** WHAT TO DO **
Report back every line in the data that includes the string "number".

________

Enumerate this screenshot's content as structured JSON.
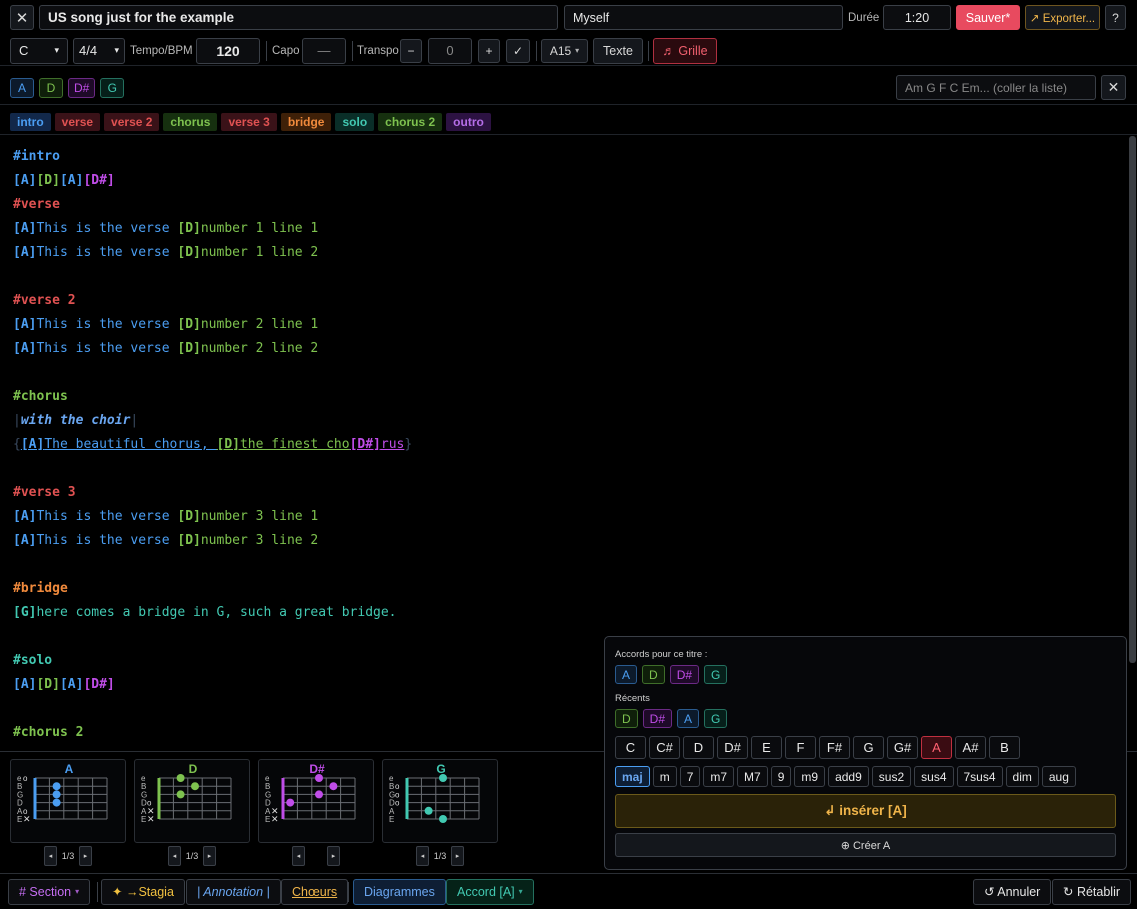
{
  "header": {
    "close_icon": "close-icon",
    "title": "US song just for the example",
    "artist": "Myself",
    "duration_label": "Durée",
    "duration": "1:20",
    "save_label": "Sauver*",
    "export_label": "↗ Exporter...",
    "help_label": "?"
  },
  "toolbar": {
    "key": "C",
    "time_signature": "4/4",
    "tempo_label": "Tempo/BPM",
    "tempo": "120",
    "capo_label": "Capo",
    "capo_value": "—",
    "transpo_label": "Transpo",
    "minus_label": "−",
    "transpo_value": "0",
    "plus_label": "+",
    "check_label": "✓",
    "format": "A15",
    "text_label": "Texte",
    "grid_label": "♬ Grille"
  },
  "chords_bar": {
    "chords": [
      "A",
      "D",
      "D#",
      "G"
    ],
    "paste_placeholder": "Am G F C Em... (coller la liste)",
    "clear_icon": "close-icon"
  },
  "sections": [
    {
      "label": "intro",
      "color": "#4b9ef2",
      "bg": "#12284a"
    },
    {
      "label": "verse",
      "color": "#e05252",
      "bg": "#3a1218"
    },
    {
      "label": "verse 2",
      "color": "#e05252",
      "bg": "#3a1218"
    },
    {
      "label": "chorus",
      "color": "#7ec24f",
      "bg": "#16300f"
    },
    {
      "label": "verse 3",
      "color": "#e05252",
      "bg": "#3a1218"
    },
    {
      "label": "bridge",
      "color": "#f08a3c",
      "bg": "#3e2008"
    },
    {
      "label": "solo",
      "color": "#42c9b2",
      "bg": "#0a2e28"
    },
    {
      "label": "chorus 2",
      "color": "#7ec24f",
      "bg": "#16300f"
    },
    {
      "label": "outro",
      "color": "#b56ee8",
      "bg": "#2c1242"
    }
  ],
  "editor_lines": [
    [
      {
        "t": "#intro",
        "c": "sec-intro"
      }
    ],
    [
      {
        "t": "[A]",
        "c": "ch-A"
      },
      {
        "t": "[D]",
        "c": "ch-D"
      },
      {
        "t": "[A]",
        "c": "ch-A"
      },
      {
        "t": "[D#]",
        "c": "ch-Ds"
      }
    ],
    [
      {
        "t": "#verse",
        "c": "sec-verse"
      }
    ],
    [
      {
        "t": "[A]",
        "c": "ch-A"
      },
      {
        "t": "This is the verse ",
        "c": "ly-A"
      },
      {
        "t": "[D]",
        "c": "ch-D"
      },
      {
        "t": "number 1 line 1",
        "c": "ly-D"
      }
    ],
    [
      {
        "t": "[A]",
        "c": "ch-A"
      },
      {
        "t": "This is the verse ",
        "c": "ly-A"
      },
      {
        "t": "[D]",
        "c": "ch-D"
      },
      {
        "t": "number 1 line 2",
        "c": "ly-D"
      }
    ],
    [],
    [
      {
        "t": "#verse 2",
        "c": "sec-verse"
      }
    ],
    [
      {
        "t": "[A]",
        "c": "ch-A"
      },
      {
        "t": "This is the verse ",
        "c": "ly-A"
      },
      {
        "t": "[D]",
        "c": "ch-D"
      },
      {
        "t": "number 2 line 1",
        "c": "ly-D"
      }
    ],
    [
      {
        "t": "[A]",
        "c": "ch-A"
      },
      {
        "t": "This is the verse ",
        "c": "ly-A"
      },
      {
        "t": "[D]",
        "c": "ch-D"
      },
      {
        "t": "number 2 line 2",
        "c": "ly-D"
      }
    ],
    [],
    [
      {
        "t": "#chorus",
        "c": "sec-chorus"
      }
    ],
    [
      {
        "t": "|",
        "c": "bar"
      },
      {
        "t": "with the choir",
        "c": "annot"
      },
      {
        "t": "|",
        "c": "bar"
      }
    ],
    [
      {
        "t": "{",
        "c": "bar"
      },
      {
        "t": "[A]",
        "c": "ch-A u"
      },
      {
        "t": "The beautiful chorus, ",
        "c": "ly-A u"
      },
      {
        "t": "[D]",
        "c": "ch-D u"
      },
      {
        "t": "the finest cho",
        "c": "ly-D u"
      },
      {
        "t": "[D#]",
        "c": "ch-Ds u"
      },
      {
        "t": "rus",
        "c": "ly-Ds u"
      },
      {
        "t": "}",
        "c": "bar"
      }
    ],
    [],
    [
      {
        "t": "#verse 3",
        "c": "sec-verse"
      }
    ],
    [
      {
        "t": "[A]",
        "c": "ch-A"
      },
      {
        "t": "This is the verse ",
        "c": "ly-A"
      },
      {
        "t": "[D]",
        "c": "ch-D"
      },
      {
        "t": "number 3 line 1",
        "c": "ly-D"
      }
    ],
    [
      {
        "t": "[A]",
        "c": "ch-A"
      },
      {
        "t": "This is the verse ",
        "c": "ly-A"
      },
      {
        "t": "[D]",
        "c": "ch-D"
      },
      {
        "t": "number 3 line 2",
        "c": "ly-D"
      }
    ],
    [],
    [
      {
        "t": "#bridge",
        "c": "sec-bridge"
      }
    ],
    [
      {
        "t": "[G]",
        "c": "ch-G"
      },
      {
        "t": "here comes a bridge in G, such a great bridge.",
        "c": "ly-G"
      }
    ],
    [],
    [
      {
        "t": "#solo",
        "c": "sec-solo"
      }
    ],
    [
      {
        "t": "[A]",
        "c": "ch-A"
      },
      {
        "t": "[D]",
        "c": "ch-D"
      },
      {
        "t": "[A]",
        "c": "ch-A"
      },
      {
        "t": "[D#]",
        "c": "ch-Ds"
      }
    ],
    [],
    [
      {
        "t": "#chorus 2",
        "c": "sec-chorus"
      }
    ]
  ],
  "diagrams": [
    {
      "name": "A",
      "color": "#4b9ef2",
      "strings": [
        "e",
        "B",
        "G",
        "D",
        "A",
        "E"
      ],
      "markers": [
        "o",
        "",
        "",
        "",
        "o",
        "x"
      ],
      "dots": [
        [
          1,
          2
        ],
        [
          2,
          2
        ],
        [
          3,
          2
        ]
      ],
      "page": "1/3"
    },
    {
      "name": "D",
      "color": "#7ec24f",
      "strings": [
        "e",
        "B",
        "G",
        "D",
        "A",
        "E"
      ],
      "markers": [
        "",
        "",
        "",
        "o",
        "x",
        "x"
      ],
      "dots": [
        [
          0,
          2
        ],
        [
          1,
          3
        ],
        [
          2,
          2
        ]
      ],
      "page": "1/3"
    },
    {
      "name": "D#",
      "color": "#c04de8",
      "strings": [
        "e",
        "B",
        "G",
        "D",
        "A",
        "E"
      ],
      "markers": [
        "",
        "",
        "",
        "",
        "x",
        "x"
      ],
      "dots": [
        [
          0,
          3
        ],
        [
          1,
          4
        ],
        [
          2,
          3
        ],
        [
          3,
          1
        ]
      ],
      "page": ""
    },
    {
      "name": "G",
      "color": "#42c9b2",
      "strings": [
        "e",
        "B",
        "G",
        "D",
        "A",
        "E"
      ],
      "markers": [
        "",
        "o",
        "o",
        "o",
        "",
        ""
      ],
      "dots": [
        [
          0,
          3
        ],
        [
          4,
          2
        ],
        [
          5,
          3
        ]
      ],
      "page": "1/3"
    }
  ],
  "picker": {
    "title_chords_label": "Accords pour ce titre :",
    "title_chords": [
      "A",
      "D",
      "D#",
      "G"
    ],
    "recent_label": "Récents",
    "recent_chords": [
      "D",
      "D#",
      "A",
      "G"
    ],
    "roots": [
      "C",
      "C#",
      "D",
      "D#",
      "E",
      "F",
      "F#",
      "G",
      "G#",
      "A",
      "A#",
      "B"
    ],
    "selected_root": "A",
    "qualities": [
      "maj",
      "m",
      "7",
      "m7",
      "M7",
      "9",
      "m9",
      "add9",
      "sus2",
      "sus4",
      "7sus4",
      "dim",
      "aug"
    ],
    "selected_quality": "maj",
    "insert_label": "↲ insérer [A]",
    "create_label": "⊕ Créer A"
  },
  "bottombar": {
    "section_label": "# Section",
    "stagia_label": "✦ →Stagia",
    "annotation_label": "| Annotation |",
    "choeurs_label": "Chœurs",
    "diagrammes_label": "Diagrammes",
    "accord_label": "Accord [A]",
    "undo_label": "↺ Annuler",
    "redo_label": "↻ Rétablir"
  }
}
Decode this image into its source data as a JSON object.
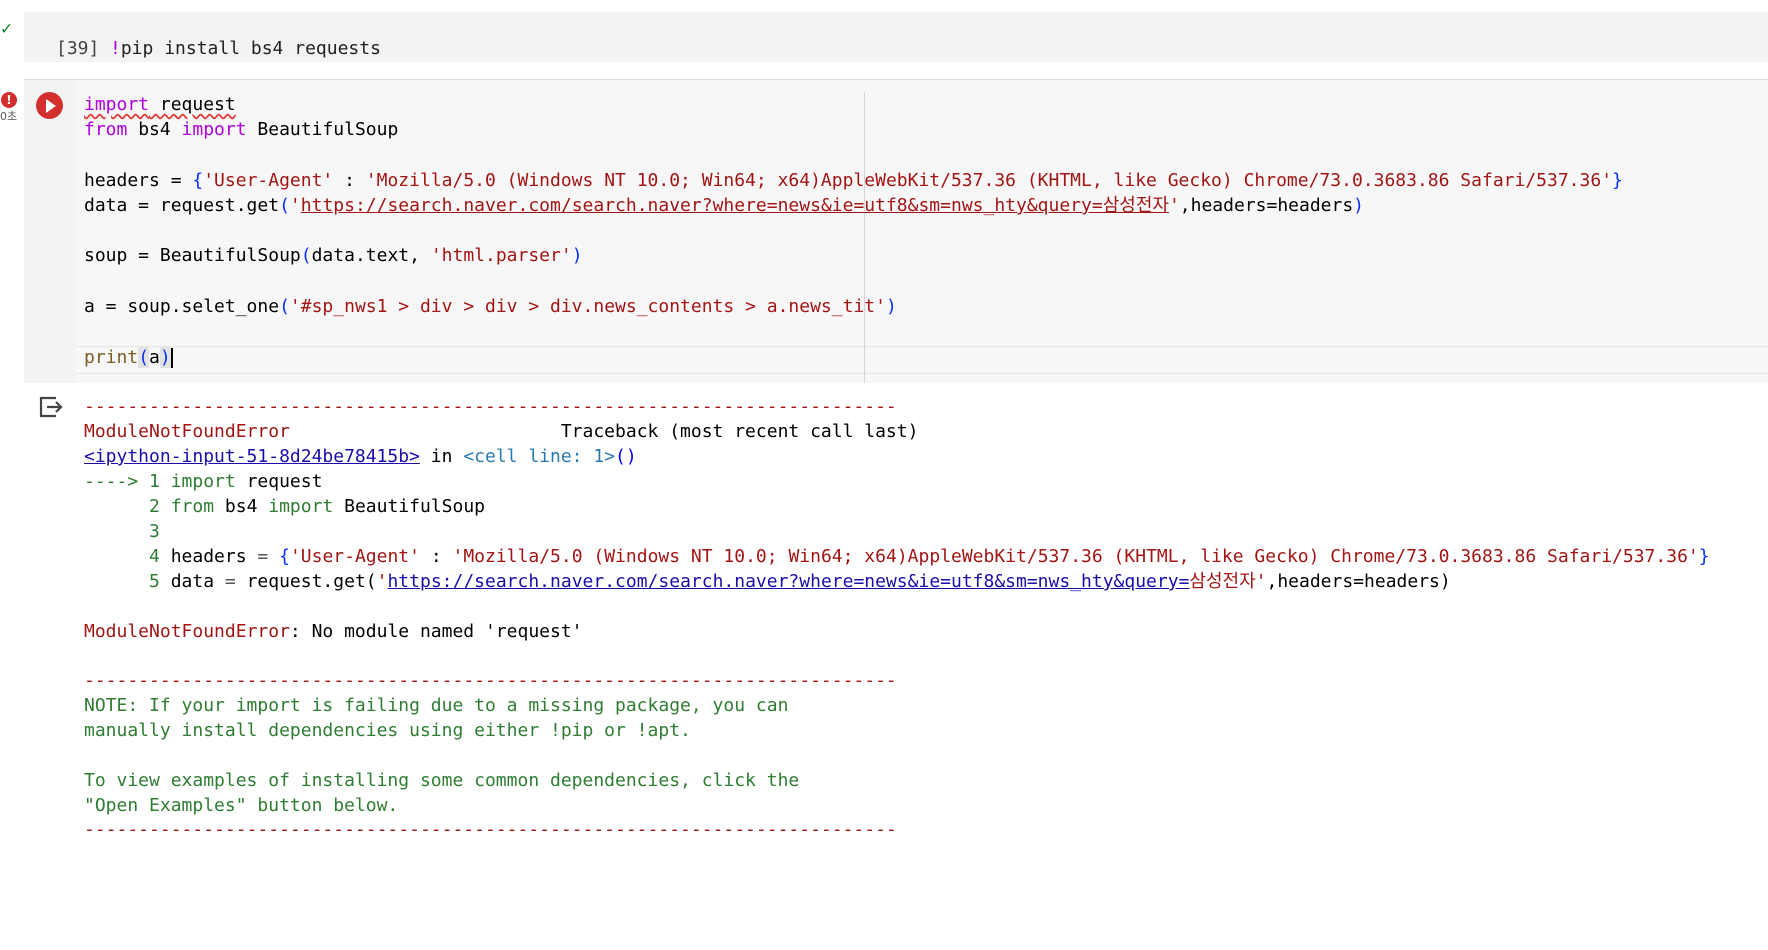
{
  "cell1": {
    "status_icon": "check-icon",
    "exec_count": "[39]",
    "bang": "!",
    "code": "pip install bs4 requests"
  },
  "cell2": {
    "status_badge": "!",
    "run_time": "0초",
    "run_icon": "play-icon",
    "lines": {
      "l1_kw": "import",
      "l1_mod": " request",
      "l2_from": "from",
      "l2_mod": " bs4 ",
      "l2_import": "import",
      "l2_name": " BeautifulSoup",
      "l4_pre": "headers = ",
      "l4_open": "{",
      "l4_key": "'User-Agent'",
      "l4_colon": " : ",
      "l4_val": "'Mozilla/5.0 (Windows NT 10.0; Win64; x64)AppleWebKit/537.36 (KHTML, like Gecko) Chrome/73.0.3683.86 Safari/537.36'",
      "l4_close": "}",
      "l5_pre": "data = request.get",
      "l5_open": "(",
      "l5_q1": "'",
      "l5_url": "https://search.naver.com/search.naver?where=news&ie=utf8&sm=nws_hty&query=삼성전자",
      "l5_q2": "'",
      "l5_rest": ",headers=headers",
      "l5_close": ")",
      "l7_pre": "soup = BeautifulSoup",
      "l7_open": "(",
      "l7_mid": "data.text, ",
      "l7_str": "'html.parser'",
      "l7_close": ")",
      "l9_pre": "a = soup.selet_one",
      "l9_open": "(",
      "l9_str": "'#sp_nws1 > div > div > div.news_contents > a.news_tit'",
      "l9_close": ")",
      "l11_fn": "print",
      "l11_open": "(",
      "l11_arg": "a",
      "l11_close": ")"
    }
  },
  "output": {
    "icon": "output-redirect-icon",
    "dashes": "---------------------------------------------------------------------------",
    "err_name": "ModuleNotFoundError",
    "traceback": "                         Traceback (most recent call last)",
    "tb_link": "<ipython-input-51-8d24be78415b>",
    "tb_in": " in ",
    "tb_cell": "<cell line: 1>",
    "tb_paren": "()",
    "arrow": "----> 1 ",
    "f1_kw": "import",
    "f1_rest": " request",
    "f2_num": "      2 ",
    "f2_from": "from",
    "f2_mod": " bs4 ",
    "f2_import": "import",
    "f2_name": " BeautifulSoup",
    "f3_num": "      3",
    "f4_num": "      4 ",
    "f4_pre": "headers ",
    "f4_eq": "=",
    "f4_sp": " ",
    "f4_open": "{",
    "f4_key": "'User-Agent'",
    "f4_colon": " : ",
    "f4_val": "'Mozilla/5.0 (Windows NT 10.0; Win64; x64)AppleWebKit/537.36 (KHTML, like Gecko) Chrome/73.0.3683.86 Safari/537.36'",
    "f4_close": "}",
    "f5_num": "      5 ",
    "f5_pre": "data ",
    "f5_eq": "=",
    "f5_mid": " request.get(",
    "f5_q1": "'",
    "f5_url": "https://search.naver.com/search.naver?where=news&ie=utf8&sm=nws_hty&query=",
    "f5_kr": "삼성전자'",
    "f5_rest": ",headers=headers)",
    "err_line_name": "ModuleNotFoundError",
    "err_line_msg": ": No module named 'request'",
    "note1": "NOTE: If your import is failing due to a missing package, you can",
    "note2": "manually install dependencies using either !pip or !apt.",
    "note3": "To view examples of installing some common dependencies, click the",
    "note4": "\"Open Examples\" button below."
  }
}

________

** SOLUTION FOR THIS TASK **
        "t": "number 1 line 1",
        "t": "number 1 line 2",
        "t": "number 2 line 1",
        "t": "number 2 line 2",
        "t": "number 3 line 1",
        "t": "number 3 line 2",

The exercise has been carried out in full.